Your assignment | What you return should match the data below exactly, with no pictures in it.

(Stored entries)
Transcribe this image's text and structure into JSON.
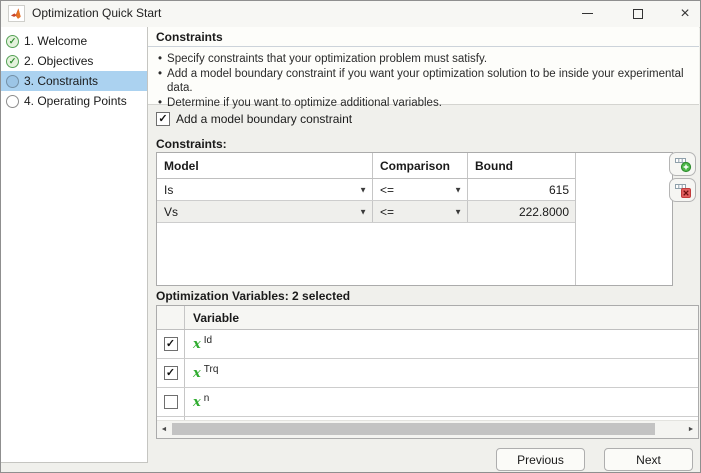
{
  "window": {
    "title": "Optimization Quick Start"
  },
  "icons": {
    "check": "✓",
    "dropdown": "▼",
    "bullet": "•",
    "scroll_left": "◄",
    "scroll_right": "►",
    "close": "×"
  },
  "sidebar": {
    "steps": [
      {
        "label": "1. Welcome",
        "status": "complete",
        "mark": "✓"
      },
      {
        "label": "2. Objectives",
        "status": "complete",
        "mark": "✓"
      },
      {
        "label": "3. Constraints",
        "status": "current",
        "mark": ""
      },
      {
        "label": "4. Operating Points",
        "status": "pending",
        "mark": ""
      }
    ]
  },
  "header": {
    "title": "Constraints",
    "bullets": [
      "Specify constraints that your optimization problem must satisfy.",
      "Add a model boundary constraint if you want your optimization solution to be inside your experimental data.",
      "Determine if you want to optimize additional variables."
    ]
  },
  "main": {
    "boundary_checkbox": {
      "label": "Add a model boundary constraint",
      "checked": true,
      "mark": "✓"
    },
    "constraints": {
      "label": "Constraints:",
      "columns": [
        "Model",
        "Comparison",
        "Bound"
      ],
      "rows": [
        {
          "model": "Is",
          "comparison": "<=",
          "bound": "615"
        },
        {
          "model": "Vs",
          "comparison": "<=",
          "bound": "222.8000"
        }
      ]
    },
    "variables": {
      "label": "Optimization Variables: 2 selected",
      "column_header": "Variable",
      "symbol": "x",
      "rows": [
        {
          "name": "Id",
          "checked": true,
          "mark": "✓"
        },
        {
          "name": "Trq",
          "checked": true,
          "mark": "✓"
        },
        {
          "name": "n",
          "checked": false,
          "mark": ""
        }
      ]
    },
    "buttons": {
      "previous": "Previous",
      "next": "Next"
    }
  },
  "colors": {
    "selection_blue": "#abd2f0",
    "complete_green": "#57a257",
    "variable_green": "#2fac2f",
    "add_green": "#4db848",
    "delete_red": "#e25f5f"
  }
}
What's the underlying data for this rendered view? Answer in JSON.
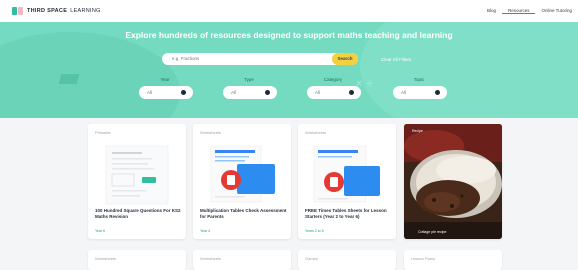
{
  "header": {
    "logo_bold": "THIRD SPACE",
    "logo_light": "LEARNING",
    "nav": [
      "Blog",
      "Resources",
      "Online Tutoring"
    ]
  },
  "hero": {
    "heading": "Explore hundreds of resources designed to support maths teaching and learning",
    "search_placeholder": "e.g. Fractions",
    "search_button": "Search",
    "clear_label": "Clear All Filters",
    "filters": [
      {
        "label": "Year",
        "value": "All"
      },
      {
        "label": "Type",
        "value": "All"
      },
      {
        "label": "Category",
        "value": "All"
      },
      {
        "label": "Topic",
        "value": "All"
      }
    ]
  },
  "cards": [
    {
      "tag": "Printable",
      "title": "100 Hundred Square Questions For KS2 Maths Revision",
      "meta": "Year 6"
    },
    {
      "tag": "Worksheets",
      "title": "Multiplication Tables Check Assessment for Parents",
      "meta": "Year 4"
    },
    {
      "tag": "Worksheets",
      "title": "FREE Times Tables Sheets for Lesson Starters (Year 2 to Year 6)",
      "meta": "Years 2 to 6"
    },
    {
      "tag": "Recipe",
      "caption": "Cottage pie recipe"
    }
  ],
  "row2_tags": [
    "Worksheets",
    "Worksheets",
    "Games",
    "Lesson Plans"
  ],
  "colors": {
    "accent": "#1f9f83",
    "hero": "#74dbc0",
    "search_button": "#f4d03f",
    "red_badge": "#e53935"
  }
}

Expected answer |
Transcribe this image's text and structure into JSON.
{
  "window": {
    "title": "Optimization Quick Start"
  },
  "icons": {
    "check": "✓",
    "dropdown": "▼",
    "bullet": "•",
    "scroll_left": "◄",
    "scroll_right": "►",
    "close": "×"
  },
  "sidebar": {
    "steps": [
      {
        "label": "1. Welcome",
        "status": "complete",
        "mark": "✓"
      },
      {
        "label": "2. Objectives",
        "status": "complete",
        "mark": "✓"
      },
      {
        "label": "3. Constraints",
        "status": "current",
        "mark": ""
      },
      {
        "label": "4. Operating Points",
        "status": "pending",
        "mark": ""
      }
    ]
  },
  "header": {
    "title": "Constraints",
    "bullets": [
      "Specify constraints that your optimization problem must satisfy.",
      "Add a model boundary constraint if you want your optimization solution to be inside your experimental data.",
      "Determine if you want to optimize additional variables."
    ]
  },
  "main": {
    "boundary_checkbox": {
      "label": "Add a model boundary constraint",
      "checked": true,
      "mark": "✓"
    },
    "constraints": {
      "label": "Constraints:",
      "columns": [
        "Model",
        "Comparison",
        "Bound"
      ],
      "rows": [
        {
          "model": "Is",
          "comparison": "<=",
          "bound": "615"
        },
        {
          "model": "Vs",
          "comparison": "<=",
          "bound": "222.8000"
        }
      ]
    },
    "variables": {
      "label": "Optimization Variables: 2 selected",
      "column_header": "Variable",
      "symbol": "x",
      "rows": [
        {
          "name": "Id",
          "checked": true,
          "mark": "✓"
        },
        {
          "name": "Trq",
          "checked": true,
          "mark": "✓"
        },
        {
          "name": "n",
          "checked": false,
          "mark": ""
        }
      ]
    },
    "buttons": {
      "previous": "Previous",
      "next": "Next"
    }
  },
  "colors": {
    "selection_blue": "#abd2f0",
    "complete_green": "#57a257",
    "variable_green": "#2fac2f",
    "add_green": "#4db848",
    "delete_red": "#e25f5f"
  }
}
What's the underlying data for this rendered view? Answer in JSON.
{
  "header": {
    "logo_bold": "THIRD SPACE",
    "logo_light": "LEARNING",
    "nav": [
      "Blog",
      "Resources",
      "Online Tutoring"
    ]
  },
  "hero": {
    "heading": "Explore hundreds of resources designed to support maths teaching and learning",
    "search_placeholder": "e.g. Fractions",
    "search_button": "Search",
    "clear_label": "Clear All Filters",
    "filters": [
      {
        "label": "Year",
        "value": "All"
      },
      {
        "label": "Type",
        "value": "All"
      },
      {
        "label": "Category",
        "value": "All"
      },
      {
        "label": "Topic",
        "value": "All"
      }
    ]
  },
  "cards": [
    {
      "tag": "Printable",
      "title": "100 Hundred Square Questions For KS2 Maths Revision",
      "meta": "Year 6"
    },
    {
      "tag": "Worksheets",
      "title": "Multiplication Tables Check Assessment for Parents",
      "meta": "Year 4"
    },
    {
      "tag": "Worksheets",
      "title": "FREE Times Tables Sheets for Lesson Starters (Year 2 to Year 6)",
      "meta": "Years 2 to 6"
    },
    {
      "tag": "Recipe",
      "caption": "Cottage pie recipe"
    }
  ],
  "row2_tags": [
    "Worksheets",
    "Worksheets",
    "Games",
    "Lesson Plans"
  ],
  "colors": {
    "accent": "#1f9f83",
    "hero": "#74dbc0",
    "search_button": "#f4d03f",
    "red_badge": "#e53935"
  }
}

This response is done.